PROBLEM STATEMENT -
Every entry needs to be repeated exactly, with nothing left out.

(App and web page records)
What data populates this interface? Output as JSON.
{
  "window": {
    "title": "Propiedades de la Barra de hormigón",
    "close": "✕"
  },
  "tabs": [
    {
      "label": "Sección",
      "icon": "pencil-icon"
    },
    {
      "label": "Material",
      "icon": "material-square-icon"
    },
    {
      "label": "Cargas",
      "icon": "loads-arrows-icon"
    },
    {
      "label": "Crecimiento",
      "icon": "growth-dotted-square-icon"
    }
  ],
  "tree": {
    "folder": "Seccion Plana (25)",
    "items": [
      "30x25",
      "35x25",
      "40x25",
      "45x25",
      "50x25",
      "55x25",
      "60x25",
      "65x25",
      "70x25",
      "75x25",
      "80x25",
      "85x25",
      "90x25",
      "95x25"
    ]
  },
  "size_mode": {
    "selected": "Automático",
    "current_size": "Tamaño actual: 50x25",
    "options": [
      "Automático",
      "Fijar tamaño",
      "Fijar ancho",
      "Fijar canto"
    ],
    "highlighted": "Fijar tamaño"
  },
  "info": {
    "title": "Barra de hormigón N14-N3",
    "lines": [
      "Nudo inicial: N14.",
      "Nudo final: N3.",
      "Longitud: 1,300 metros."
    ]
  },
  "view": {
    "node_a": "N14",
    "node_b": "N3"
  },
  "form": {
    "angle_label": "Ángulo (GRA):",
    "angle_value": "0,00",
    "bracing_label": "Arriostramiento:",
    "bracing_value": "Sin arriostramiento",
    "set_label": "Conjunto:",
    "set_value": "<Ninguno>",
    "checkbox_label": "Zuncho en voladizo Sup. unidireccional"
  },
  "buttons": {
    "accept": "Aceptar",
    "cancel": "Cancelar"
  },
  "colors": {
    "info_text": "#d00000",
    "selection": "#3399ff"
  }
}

FINAL ANSWER -
What data populates this interface? Output as JSON.
{
  "window": {
    "title": "Propiedades de la Barra de hormigón",
    "close": "✕"
  },
  "tabs": [
    {
      "label": "Sección",
      "icon": "pencil-icon"
    },
    {
      "label": "Material",
      "icon": "material-square-icon"
    },
    {
      "label": "Cargas",
      "icon": "loads-arrows-icon"
    },
    {
      "label": "Crecimiento",
      "icon": "growth-dotted-square-icon"
    }
  ],
  "tree": {
    "folder": "Seccion Plana (25)",
    "items": [
      "30x25",
      "35x25",
      "40x25",
      "45x25",
      "50x25",
      "55x25",
      "60x25",
      "65x25",
      "70x25",
      "75x25",
      "80x25",
      "85x25",
      "90x25",
      "95x25"
    ]
  },
  "size_mode": {
    "selected": "Automático",
    "current_size": "Tamaño actual: 50x25",
    "options": [
      "Automático",
      "Fijar tamaño",
      "Fijar ancho",
      "Fijar canto"
    ],
    "highlighted": "Fijar tamaño"
  },
  "info": {
    "title": "Barra de hormigón N14-N3",
    "lines": [
      "Nudo inicial: N14.",
      "Nudo final: N3.",
      "Longitud: 1,300 metros."
    ]
  },
  "view": {
    "node_a": "N14",
    "node_b": "N3"
  },
  "form": {
    "angle_label": "Ángulo (GRA):",
    "angle_value": "0,00",
    "bracing_label": "Arriostramiento:",
    "bracing_value": "Sin arriostramiento",
    "set_label": "Conjunto:",
    "set_value": "<Ninguno>",
    "checkbox_label": "Zuncho en voladizo Sup. unidireccional"
  },
  "buttons": {
    "accept": "Aceptar",
    "cancel": "Cancelar"
  },
  "colors": {
    "info_text": "#d00000",
    "selection": "#3399ff"
  }
}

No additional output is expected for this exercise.